Need for radios causing headaches for rural fire chiefs

Staff writer

Rural fire districts are grappling with how they will come up with money to buy 800 MHz radios they will soon be required to carry.

Firefighters can neither afford the radios nor ignore the need to buy them.

At a recent fire, Lost Springs fire chief Brad Pagenkopf saw a group of his firefighters threatened by flames sneaking up behind them. He tried to radio them to tell them about the threat, but they could not hear him. Luckily, the firefighters saw the threat and got out of harm’s way, but it brought home to Pagenkopf the importance of communication.

“We’re facing a situation where it’s our firefighters’ safety if we can’t communicate,” Pagenkopf said. “Are we going to have to impose a sales tax to protect our volunteer firefighters? Or is the county going to come up with a solution?”

Recent commitments by Marion and the county show the costs for new radios could be as high as $1,650 for portable units and $2,200 for vehicle units.

Rural fire departments in the county are trying to figure out where to go from here and fire chiefs are scratching their heads.

“Other than going broke, we don’t know,” Pagenkopf said. “We’ve been looking into grants and the chances of being awarded a grant are slimmer than winning the lottery.”

Several other fire chiefs said they are researching grant information.

“I wish I had an answer for you,” Lincolnville fire district chief Lester Kaiser said. “I expect we’ll apply for some kind of grant.”

Kaiser said imposing a sales tax is being considered as well.

Goessel fire chief Galen Miller said the department is considering all avenues.

“I don’t know what we’re going to do,” Tampa assistant fire chief Tim Svoboda said. “We don’t have the money.”

Fundraisers are another possibility, Svoboda said.

“In the Tampa community, when we have to do something, there’s a good turnout,” Svoboda said. “We’ve had fundraisers before, and usually get what we ask for.”

Pagenkopf said his department is juggling two needs.

“With my department, I have a brush truck that needs to be updated, and I may have to get radios instead of the brush truck,” Pagenkopf said. “We’ll take donations.

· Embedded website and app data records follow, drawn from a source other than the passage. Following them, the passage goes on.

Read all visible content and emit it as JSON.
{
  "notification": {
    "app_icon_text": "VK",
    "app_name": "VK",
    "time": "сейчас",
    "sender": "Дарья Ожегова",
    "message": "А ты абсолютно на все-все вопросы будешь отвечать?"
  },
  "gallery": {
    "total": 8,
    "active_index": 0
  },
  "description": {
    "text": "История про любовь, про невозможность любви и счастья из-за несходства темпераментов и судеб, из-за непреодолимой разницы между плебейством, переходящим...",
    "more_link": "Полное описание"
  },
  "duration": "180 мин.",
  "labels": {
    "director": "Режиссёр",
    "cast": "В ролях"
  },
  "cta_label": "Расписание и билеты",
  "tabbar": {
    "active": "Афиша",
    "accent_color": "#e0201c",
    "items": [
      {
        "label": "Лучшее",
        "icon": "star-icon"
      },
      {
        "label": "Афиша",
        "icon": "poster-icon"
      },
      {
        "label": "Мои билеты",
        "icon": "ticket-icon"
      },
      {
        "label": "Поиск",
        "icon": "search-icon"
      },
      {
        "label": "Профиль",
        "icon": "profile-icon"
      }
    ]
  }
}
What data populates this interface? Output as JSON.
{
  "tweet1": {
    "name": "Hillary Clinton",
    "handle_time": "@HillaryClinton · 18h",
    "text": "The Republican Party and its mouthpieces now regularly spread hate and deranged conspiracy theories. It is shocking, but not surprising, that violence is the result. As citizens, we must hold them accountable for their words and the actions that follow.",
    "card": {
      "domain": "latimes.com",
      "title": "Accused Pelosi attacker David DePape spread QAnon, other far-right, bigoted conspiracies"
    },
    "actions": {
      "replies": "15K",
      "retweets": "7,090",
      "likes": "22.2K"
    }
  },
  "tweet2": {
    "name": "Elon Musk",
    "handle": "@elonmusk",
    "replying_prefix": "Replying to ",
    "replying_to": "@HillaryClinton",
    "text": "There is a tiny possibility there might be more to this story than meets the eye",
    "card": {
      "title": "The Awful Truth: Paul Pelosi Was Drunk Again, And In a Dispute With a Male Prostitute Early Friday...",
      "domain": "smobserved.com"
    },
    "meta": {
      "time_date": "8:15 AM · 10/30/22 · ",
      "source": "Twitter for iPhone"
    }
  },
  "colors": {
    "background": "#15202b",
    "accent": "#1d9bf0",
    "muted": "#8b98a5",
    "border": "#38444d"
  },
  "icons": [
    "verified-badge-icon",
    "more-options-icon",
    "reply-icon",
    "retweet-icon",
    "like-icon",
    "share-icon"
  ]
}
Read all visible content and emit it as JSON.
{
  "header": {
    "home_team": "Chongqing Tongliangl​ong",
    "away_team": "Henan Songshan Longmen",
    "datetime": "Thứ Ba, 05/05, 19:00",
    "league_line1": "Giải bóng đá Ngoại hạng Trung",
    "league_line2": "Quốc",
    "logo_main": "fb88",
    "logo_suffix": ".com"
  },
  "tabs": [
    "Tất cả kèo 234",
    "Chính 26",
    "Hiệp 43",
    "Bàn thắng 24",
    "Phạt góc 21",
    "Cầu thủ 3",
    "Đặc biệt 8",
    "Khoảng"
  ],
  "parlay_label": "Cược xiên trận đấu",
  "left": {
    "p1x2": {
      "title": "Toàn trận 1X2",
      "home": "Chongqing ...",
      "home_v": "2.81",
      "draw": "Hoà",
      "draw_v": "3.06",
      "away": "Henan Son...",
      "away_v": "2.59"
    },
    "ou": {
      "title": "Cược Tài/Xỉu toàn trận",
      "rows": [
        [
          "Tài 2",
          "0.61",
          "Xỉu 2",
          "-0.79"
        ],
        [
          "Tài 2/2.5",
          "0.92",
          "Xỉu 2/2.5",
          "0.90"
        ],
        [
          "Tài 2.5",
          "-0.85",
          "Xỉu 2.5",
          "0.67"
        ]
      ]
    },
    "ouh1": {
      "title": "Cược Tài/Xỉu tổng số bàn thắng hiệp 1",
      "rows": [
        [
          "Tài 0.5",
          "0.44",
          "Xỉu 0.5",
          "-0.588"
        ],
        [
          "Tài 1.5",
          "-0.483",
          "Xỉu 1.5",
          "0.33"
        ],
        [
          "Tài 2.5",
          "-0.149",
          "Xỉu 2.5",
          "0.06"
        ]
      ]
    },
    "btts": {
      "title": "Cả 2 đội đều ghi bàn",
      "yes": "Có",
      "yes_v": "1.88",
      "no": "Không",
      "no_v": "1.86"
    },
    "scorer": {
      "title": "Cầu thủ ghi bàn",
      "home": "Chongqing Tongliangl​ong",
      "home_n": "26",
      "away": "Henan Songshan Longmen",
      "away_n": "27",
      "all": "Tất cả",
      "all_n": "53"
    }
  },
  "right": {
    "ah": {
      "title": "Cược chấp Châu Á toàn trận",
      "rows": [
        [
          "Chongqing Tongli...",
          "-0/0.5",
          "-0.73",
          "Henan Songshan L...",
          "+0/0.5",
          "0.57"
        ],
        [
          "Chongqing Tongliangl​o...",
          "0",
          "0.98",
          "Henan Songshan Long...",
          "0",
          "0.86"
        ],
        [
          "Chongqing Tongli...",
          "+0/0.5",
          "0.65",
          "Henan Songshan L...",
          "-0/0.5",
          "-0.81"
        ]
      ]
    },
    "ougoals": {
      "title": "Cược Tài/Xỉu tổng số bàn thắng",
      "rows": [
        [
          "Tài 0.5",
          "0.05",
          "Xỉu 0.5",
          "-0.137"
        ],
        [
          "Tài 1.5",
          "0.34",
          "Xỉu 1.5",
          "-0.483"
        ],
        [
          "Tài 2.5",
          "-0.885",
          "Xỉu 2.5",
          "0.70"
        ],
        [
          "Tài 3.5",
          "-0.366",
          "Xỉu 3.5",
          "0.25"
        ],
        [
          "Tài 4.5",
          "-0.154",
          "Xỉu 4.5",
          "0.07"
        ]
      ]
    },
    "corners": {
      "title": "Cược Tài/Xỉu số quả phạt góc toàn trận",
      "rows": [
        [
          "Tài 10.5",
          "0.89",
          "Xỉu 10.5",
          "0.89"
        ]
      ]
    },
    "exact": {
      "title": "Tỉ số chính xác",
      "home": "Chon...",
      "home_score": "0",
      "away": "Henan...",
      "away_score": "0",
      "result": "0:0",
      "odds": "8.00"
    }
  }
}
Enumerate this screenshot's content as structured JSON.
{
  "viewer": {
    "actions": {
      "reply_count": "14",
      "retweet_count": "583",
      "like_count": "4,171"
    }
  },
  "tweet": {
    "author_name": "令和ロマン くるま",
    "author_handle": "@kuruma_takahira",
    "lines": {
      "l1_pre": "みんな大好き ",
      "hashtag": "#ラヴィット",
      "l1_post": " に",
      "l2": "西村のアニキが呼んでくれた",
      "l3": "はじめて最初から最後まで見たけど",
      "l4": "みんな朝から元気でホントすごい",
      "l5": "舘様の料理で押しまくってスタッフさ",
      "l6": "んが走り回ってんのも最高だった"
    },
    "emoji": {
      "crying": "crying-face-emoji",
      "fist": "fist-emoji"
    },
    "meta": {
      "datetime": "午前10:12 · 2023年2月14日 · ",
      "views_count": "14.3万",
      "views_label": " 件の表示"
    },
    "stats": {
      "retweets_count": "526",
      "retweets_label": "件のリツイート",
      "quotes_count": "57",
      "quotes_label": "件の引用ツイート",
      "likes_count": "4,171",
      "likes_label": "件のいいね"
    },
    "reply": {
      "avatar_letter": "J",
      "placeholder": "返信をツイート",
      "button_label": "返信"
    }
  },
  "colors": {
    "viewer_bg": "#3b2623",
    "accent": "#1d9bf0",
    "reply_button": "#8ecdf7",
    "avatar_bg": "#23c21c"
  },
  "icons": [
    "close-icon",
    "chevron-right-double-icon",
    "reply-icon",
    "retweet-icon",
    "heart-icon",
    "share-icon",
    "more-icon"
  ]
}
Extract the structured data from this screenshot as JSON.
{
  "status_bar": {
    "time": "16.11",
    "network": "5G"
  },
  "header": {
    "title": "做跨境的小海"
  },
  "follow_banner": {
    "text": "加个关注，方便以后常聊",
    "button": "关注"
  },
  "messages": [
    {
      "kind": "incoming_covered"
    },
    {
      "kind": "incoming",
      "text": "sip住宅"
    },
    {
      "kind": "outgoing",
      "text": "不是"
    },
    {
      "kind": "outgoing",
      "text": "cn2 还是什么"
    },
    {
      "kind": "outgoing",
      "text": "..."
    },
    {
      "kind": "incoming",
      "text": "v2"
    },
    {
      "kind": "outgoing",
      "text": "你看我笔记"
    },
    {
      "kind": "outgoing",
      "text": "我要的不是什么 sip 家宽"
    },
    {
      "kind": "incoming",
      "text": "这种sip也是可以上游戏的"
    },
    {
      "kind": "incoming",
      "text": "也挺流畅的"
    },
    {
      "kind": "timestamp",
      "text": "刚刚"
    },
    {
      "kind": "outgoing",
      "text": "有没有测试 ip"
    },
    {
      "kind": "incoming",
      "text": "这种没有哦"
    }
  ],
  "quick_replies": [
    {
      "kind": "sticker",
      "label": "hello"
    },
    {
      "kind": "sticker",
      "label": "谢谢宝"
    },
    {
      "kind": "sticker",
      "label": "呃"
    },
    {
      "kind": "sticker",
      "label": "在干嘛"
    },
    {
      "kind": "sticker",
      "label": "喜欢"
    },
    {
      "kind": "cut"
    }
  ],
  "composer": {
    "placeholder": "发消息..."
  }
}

We’ll take anything. We’re not asking for payment. We’re asking for the tools we need to do our jobs safely. We sure need that support from the community.”

Last modified March 30, 2017